Fetal and neonatal: Major and minor congenital malformation: major congenital malformations defined as structural abnormalities with surgical, medical, or cosmetic importance. 45 Apgar score at 1’ and 5’, admission to neonatal unit, birth weight, head circumference, fetal growth, stillbirths, neonatal deaths.

Sample Size: we have to recruit 1000 eligible women.

Paeticipating Centres: 

There are 50 centres taking part in the EMPiRE study across England and Wales. 

Patient Acceptability:To gain insight into the way pregnant women with epilepsy rationalise and make sense of the management of AED, we will undertake a qualitative study of patient perspective in a sample of women who enter the trial and in a sample who do not wish to participate in the trial but agree to discuss their experience of epilepsy and pregnancy.

More information please see EMPiRE Road Show slides.

EMPiRE Steering groups

EMPIRE Trial Management Group (TMG) meetings are held on the 2nd Wednesday of the month.
The EMPIRE Data monitoring Committee (DMC) and Trial Steering Committee (TSC) meet every 6 months.

Trial Management Group (TMG)

Professor Khalid Khan: Professor of Women’s Health and Epidemiology, QMUL
Professor Shakila Thangaratinam: Professor of Obstetrics and Maternal Medicine, QMUL
Dr Dougall McCorry: Consultant Neurologist, Queen Elizabeth Hospital, Birmingham
Alexander Pirie: Consultant Obstetrician and Gynaecologist, Birmingham Women’s Hospital
Rachel Rikunenko: Trial Co-ordinator, QMUL
Professor Elaine Denny: Professor of Health Sociology, Birmingham City University
Annalise Weckesser: Qualitative Assistant, Birmingham City University
Professor Tracy Roberts: Director of MSc in Health Economist and Health Policy
Louise Jackson: Research Assistant, University of Birmingham, University of Birmingham 
Dr Manny Bagaory: Neuropsychiatrist, Birmingham and Solihull Mental Health Foundation Trust 
Lynette Greenhill: Epilepsy specialist Nurse, Birmingham and Solihull Mental Health Foundation Trust
Emily Denness: EMPIRE coordinating research midwife, Barts Health NHS Trust
Liz Quinlan – Jones: EMPIRE co-ordinating research midwife, Birmingham Women’s Hospital
Professor Sandra Eldridge / Nadine Marlin: Statisticians, QMUL
Natasha Stevens: PCTU Manager, QMUL
Sandy Smith: Data Manager, QMUL
Ewelina Rogozinska: Data Assistant, QMUL
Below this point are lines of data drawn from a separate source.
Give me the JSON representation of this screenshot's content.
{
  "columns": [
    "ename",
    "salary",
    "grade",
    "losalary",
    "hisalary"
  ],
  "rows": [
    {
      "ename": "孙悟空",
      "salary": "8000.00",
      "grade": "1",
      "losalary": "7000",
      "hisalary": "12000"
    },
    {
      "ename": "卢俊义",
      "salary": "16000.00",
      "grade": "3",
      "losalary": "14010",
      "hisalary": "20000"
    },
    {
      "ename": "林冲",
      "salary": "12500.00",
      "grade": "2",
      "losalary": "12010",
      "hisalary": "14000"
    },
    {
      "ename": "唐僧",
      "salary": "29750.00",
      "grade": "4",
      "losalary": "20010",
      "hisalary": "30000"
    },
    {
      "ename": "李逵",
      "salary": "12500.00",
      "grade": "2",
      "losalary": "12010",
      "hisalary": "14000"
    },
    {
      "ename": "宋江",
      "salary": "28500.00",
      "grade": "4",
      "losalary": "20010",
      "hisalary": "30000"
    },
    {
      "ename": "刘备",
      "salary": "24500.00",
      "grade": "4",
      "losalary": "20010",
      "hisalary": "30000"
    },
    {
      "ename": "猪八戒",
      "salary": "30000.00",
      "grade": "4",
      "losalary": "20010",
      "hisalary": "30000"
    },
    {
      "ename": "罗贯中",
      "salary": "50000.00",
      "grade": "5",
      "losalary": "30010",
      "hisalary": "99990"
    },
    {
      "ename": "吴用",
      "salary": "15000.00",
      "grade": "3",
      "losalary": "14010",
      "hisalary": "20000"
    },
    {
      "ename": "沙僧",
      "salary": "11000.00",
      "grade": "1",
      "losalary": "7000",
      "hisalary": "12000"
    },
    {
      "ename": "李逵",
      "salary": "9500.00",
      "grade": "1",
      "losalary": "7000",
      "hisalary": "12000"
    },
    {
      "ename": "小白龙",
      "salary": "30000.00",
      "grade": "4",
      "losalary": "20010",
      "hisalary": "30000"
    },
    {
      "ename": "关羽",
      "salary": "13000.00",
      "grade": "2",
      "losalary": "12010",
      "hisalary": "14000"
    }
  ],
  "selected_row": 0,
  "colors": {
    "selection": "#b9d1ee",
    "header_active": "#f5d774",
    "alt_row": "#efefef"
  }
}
Trial Steering Committee (TSC)

Professor Ben Willem Mol: Professor of Obstetrics and Gynaecology, Academic Medical centre at the University of Amsterdam
Professor Khalid Khan: Professor of Women’s Health & Epidemiology, QMUL
Professor Shakila Thangaratinam: Professor of Obstetrics and Maternal Medicine, QMUL                                             

Dr Dougall McCorry: Consultant Neurologist, Queen Elizabeth Hospital, Birmingham

Alexander Pirie: Consultant Obstetrician and Gynaecologist, Birmingham Women’s Hospital    
Rachel Rikunenko: Trial Coordinator, QMUL
Professor Elaine Denny: Professor of Health Sociology, Birmingham City University
Dr John Craig: Consultant Neurologist, Queen Elizabeth Hospital, Birmingham
Dr David Williams: Consultant Obstetrician, UCL
Lynette Greenhill: Epilepsy specialist Nurse, Birmingham and Solihull Mental Health Foundation Trust
Professor Sandra Eldridge / Nadine Marlin: Statisticians, QMUL

Data Monitoring Committee (DMC)

Professor Carl Clarke: Professor of Neurology, University of Birmingham 
Professor Javier Zamora: Professor of Biostatistics, Unidad de Bioestadistica Clinica Madrid
Bill Martin: Consultant Obstetrician, Birmingham Women’s Hospital
Professor Sandra Eldridge / Nadine Marlin: Statisticians, QMUL

Regional Lead Consultants/ Physicians
Neurology Leads

Midlands – Dr Dougall McCorry, Queen Elizabeth Hospital, Birmingham
South Wales – Dr Khalid Hamandi, University Hospital of Wales, Cardiff
Yorkshire – Dr Gary Dennis, Royal Hallamshire Hospital, Sheffield
London – Dr Andrew Kelso, The Royal London Hospital, Whitechapel

Obstetrics Leads

National – Alexander Pirie, Birmingham Women's Hospital Foundation Trust
Midlands – Professor Shakila Thangaratinam, Professor of Obstetrics and Maternal Medicine, QMUL
London – Professor Catherine Nelson Piercy, Consultant Obstetrics Physician, St Thomas' Hospital Westminster